After decades as a civic leader, Sen. Nan Rich of Weston was elected to the state House of Representatives in 2000 and to the Senate in 2004. The first woman ever to lead the Senate Democrats, she is term-limited this year and has announced plans to run for governor, saying she is frustrated with how state government is being run.
Before becoming a lawmaker, Rich served as national president of the National Council of Jewish Women. She chaired the Children’s Services Board of Broward County, the Broward County School Readiness Coalition and the Broward Health & Human Services Board. She is considered one of the most liberal voices in the Legislature and an advocate for children, the elderly, people with disabilities and the poor.
The News Service of Florida had five questions for Rich:
Q: Florida’s economy: right track or wrong track?
RICH: I’m very concerned about jobs and the economy. The current leadership, from the governor’s office on down, saw fit to pass a budget – and for the governor to sign it – that cut $300 million from our public universities. Now, if you truly want to create jobs in this state, the best way to do it is to have quality universities that provide opportunities where young people can learn, gain the skills for high-paying jobs and go out into the workforce.
But to cut your state universities, which are your economic engine, doesn’t make any sense. We continually pass incentive monies for small business and corporations, and now we have accountability measures that are showing that of three jobs that are promised, one job actually comes to fruition. So why are we relying on that? Education is really the foundation of how you create a vibrant economy.
Q: Why the low writing scores on the FCAT?
RICH: The Department of Education deserves the criticism that they’re getting for the FCAT writing test. This high-stakes testing is shown not to be productive for kids. It’s impacting very negatively the children, the teachers and the whole education community. We need to use those tests as diagnostic tools, not as the end-all, be-all to whether or not kids are achieving success in school.
More than two-thirds of the kids failed the test. Well, one of the reasons is there was no communication, and the Department of Education can’t even tell you why this happened. They got together with the testing company and came up with this, but they failed to communicate with the school districts, the teachers, the parents.
We have too much reliance on high-stakes testing, and we need to go back and think about what we are doing and how we can achieve the outcomes that we want. Children are not widgets. They don’t all learn the same.
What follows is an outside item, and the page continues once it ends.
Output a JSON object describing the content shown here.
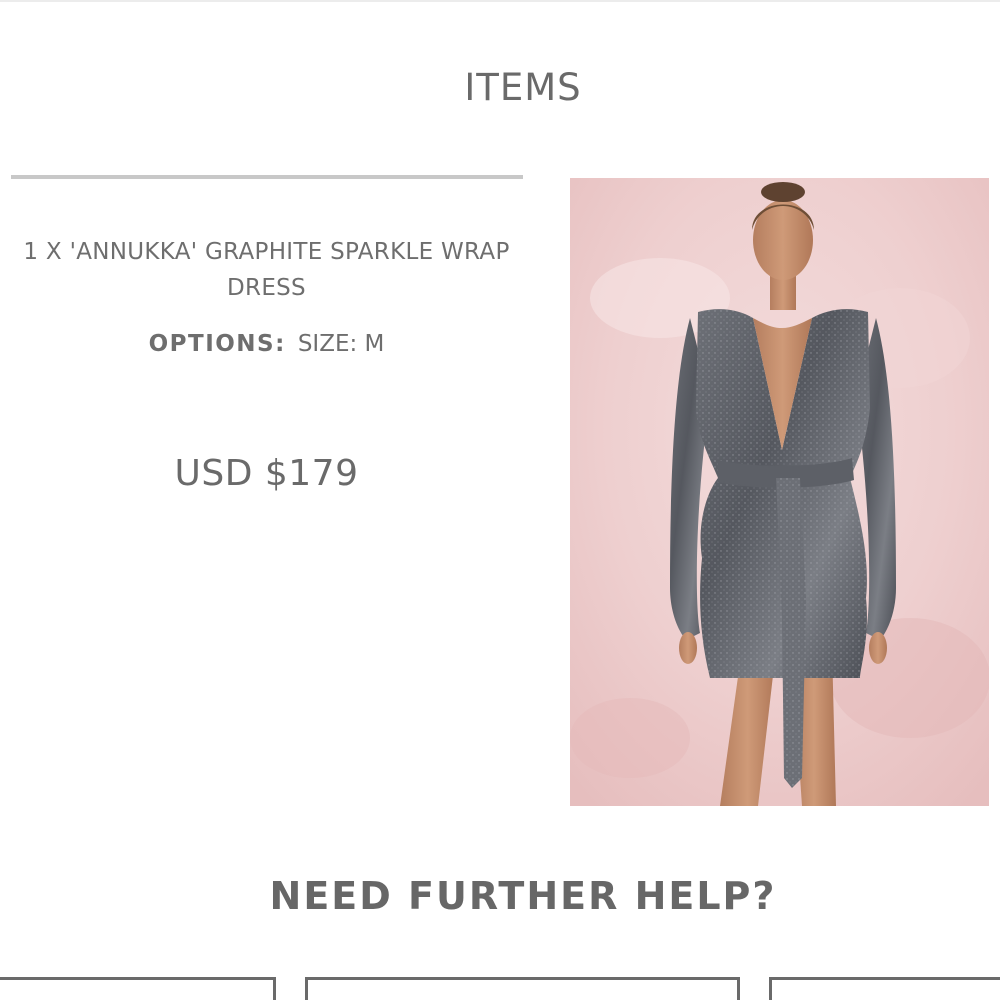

Q: Why, after the public outcry over abuse and neglect at assisted living facilities, did no reform measure pass the Legislature?
RICH: The [Senate] bill was a strong piece of legislation, and we sent it on over to the House, and they did not take it up. It’s just really unfortunate, because the [Miami Herald] series [“Neglected to Death”] pointed out some horrendous situations and flaws in our current system and lack of accountability. It was something that should have happened this year, and to say it can happen next year – maybe it will, but what happens in the interim to the people who were affected by the fact that we were not able to pass legislation to protect them?
Q: Do you have a chance for governor against the interests that tend to oppose your bills?
RICH: You’ve always had special interests in politics, but right now money is really driving the system more than it ever has before. I’m a person who’d love to have public financing, so you wouldn’t have all the involvement of special interests in who gets elected. And really, what we need is a balance in terms of the Legislature. We don’t have that now. We’re hoping that redistricting will give us a better balance.
Right now it’s very unbalanced. And it enables a party that has such a majority – whether it’s Republicans and Democrats, it enables them to just do things because they can. And that’s not necessarily making good public policy. But if you actually had to sit down and talk to each other, because one party or another didn’t have such an overwhelming majority, I think that you would get better policy passed in the state, and it would be better for the people.
I can go back to certain things that happened this session where we were able to get a coalition of Democrats and Republicans working together to either pass or kill some very bad legislation.
Q: Early learning was another hot-button issue, but Gov. Scott vetoed the compromise bill to pursue rulemaking. Do you support that?
RICH: We were just ranked near the bottom of states that have programs – 35th out of 39 – and we should be Number One. We passed this – everyone was so excited when the voters said we want to have high-quality pre-kindergarten educational opportunities for four-year-olds. And we don’t have high quality. We put a lot of money into it, but we’re not getting the outcomes, and that’s what the study showed. We don’t have degreed teachers. We don’t have pre- and post-assessments. So you can’t know if you’re really doing a great job or not, and who the good providers are.
The pre- and post-assessments, I believe, have to be nationally recognized assessments that are evidence based. Not some state pre- and post-test that you can’t correlate to other tests around the nation and find out truly whether you are doing a good job.
Everybody wants to save money, and we want to make sure we have an efficient government, but the statewide test is something like $4.5 million and the national, evidence-based test is something like $1 million…It costs more and isn’t as good. We should be going with a nationally recognized pre- and post-assessment.